** Entries provided follows **

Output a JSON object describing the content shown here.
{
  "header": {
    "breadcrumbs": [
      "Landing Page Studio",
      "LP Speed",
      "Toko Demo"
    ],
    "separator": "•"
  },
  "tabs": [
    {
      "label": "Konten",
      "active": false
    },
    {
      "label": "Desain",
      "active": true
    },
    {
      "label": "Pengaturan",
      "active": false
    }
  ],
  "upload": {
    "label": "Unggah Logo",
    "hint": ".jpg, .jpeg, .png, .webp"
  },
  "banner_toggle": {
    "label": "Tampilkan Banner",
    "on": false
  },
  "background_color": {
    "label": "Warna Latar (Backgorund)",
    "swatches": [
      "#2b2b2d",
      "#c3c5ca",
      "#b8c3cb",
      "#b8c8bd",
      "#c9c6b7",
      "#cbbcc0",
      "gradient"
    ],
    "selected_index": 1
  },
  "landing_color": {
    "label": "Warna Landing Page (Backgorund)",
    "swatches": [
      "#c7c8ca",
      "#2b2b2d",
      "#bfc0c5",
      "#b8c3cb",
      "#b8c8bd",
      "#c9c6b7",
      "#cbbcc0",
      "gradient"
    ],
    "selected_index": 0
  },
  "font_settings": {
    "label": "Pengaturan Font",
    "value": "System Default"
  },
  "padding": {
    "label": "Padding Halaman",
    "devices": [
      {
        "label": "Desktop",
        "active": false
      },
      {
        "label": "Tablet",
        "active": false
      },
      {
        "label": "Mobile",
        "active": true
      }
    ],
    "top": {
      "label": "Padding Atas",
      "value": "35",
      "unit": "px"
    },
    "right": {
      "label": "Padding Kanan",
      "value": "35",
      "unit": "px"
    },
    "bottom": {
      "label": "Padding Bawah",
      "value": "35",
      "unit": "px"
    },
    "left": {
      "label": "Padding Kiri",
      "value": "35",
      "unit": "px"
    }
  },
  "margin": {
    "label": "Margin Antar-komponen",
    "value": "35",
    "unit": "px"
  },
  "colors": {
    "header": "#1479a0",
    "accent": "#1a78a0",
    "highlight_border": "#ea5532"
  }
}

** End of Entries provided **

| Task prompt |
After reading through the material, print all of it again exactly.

| Expected answer |
Output a JSON object describing the content shown here.
{
  "header": {
    "breadcrumbs": [
      "Landing Page Studio",
      "LP Speed",
      "Toko Demo"
    ],
    "separator": "•"
  },
  "tabs": [
    {
      "label": "Konten",
      "active": false
    },
    {
      "label": "Desain",
      "active": true
    },
    {
      "label": "Pengaturan",
      "active": false
    }
  ],
  "upload": {
    "label": "Unggah Logo",
    "hint": ".jpg, .jpeg, .png, .webp"
  },
  "banner_toggle": {
    "label": "Tampilkan Banner",
    "on": false
  },
  "background_color": {
    "label": "Warna Latar (Backgorund)",
    "swatches": [
      "#2b2b2d",
      "#c3c5ca",
      "#b8c3cb",
      "#b8c8bd",
      "#c9c6b7",
      "#cbbcc0",
      "gradient"
    ],
    "selected_index": 1
  },
  "landing_color": {
    "label": "Warna Landing Page (Backgorund)",
    "swatches": [
      "#c7c8ca",
      "#2b2b2d",
      "#bfc0c5",
      "#b8c3cb",
      "#b8c8bd",
      "#c9c6b7",
      "#cbbcc0",
      "gradient"
    ],
    "selected_index": 0
  },
  "font_settings": {
    "label": "Pengaturan Font",
    "value": "System Default"
  },
  "padding": {
    "label": "Padding Halaman",
    "devices": [
      {
        "label": "Desktop",
        "active": false
      },
      {
        "label": "Tablet",
        "active": false
      },
      {
        "label": "Mobile",
        "active": true
      }
    ],
    "top": {
      "label": "Padding Atas",
      "value": "35",
      "unit": "px"
    },
    "right": {
      "label": "Padding Kanan",
      "value": "35",
      "unit": "px"
    },
    "bottom": {
      "label": "Padding Bawah",
      "value": "35",
      "unit": "px"
    },
    "left": {
      "label": "Padding Kiri",
      "value": "35",
      "unit": "px"
    }
  },
  "margin": {
    "label": "Margin Antar-komponen",
    "value": "35",
    "unit": "px"
  },
  "colors": {
    "header": "#1479a0",
    "accent": "#1a78a0",
    "highlight_border": "#ea5532"
  }
}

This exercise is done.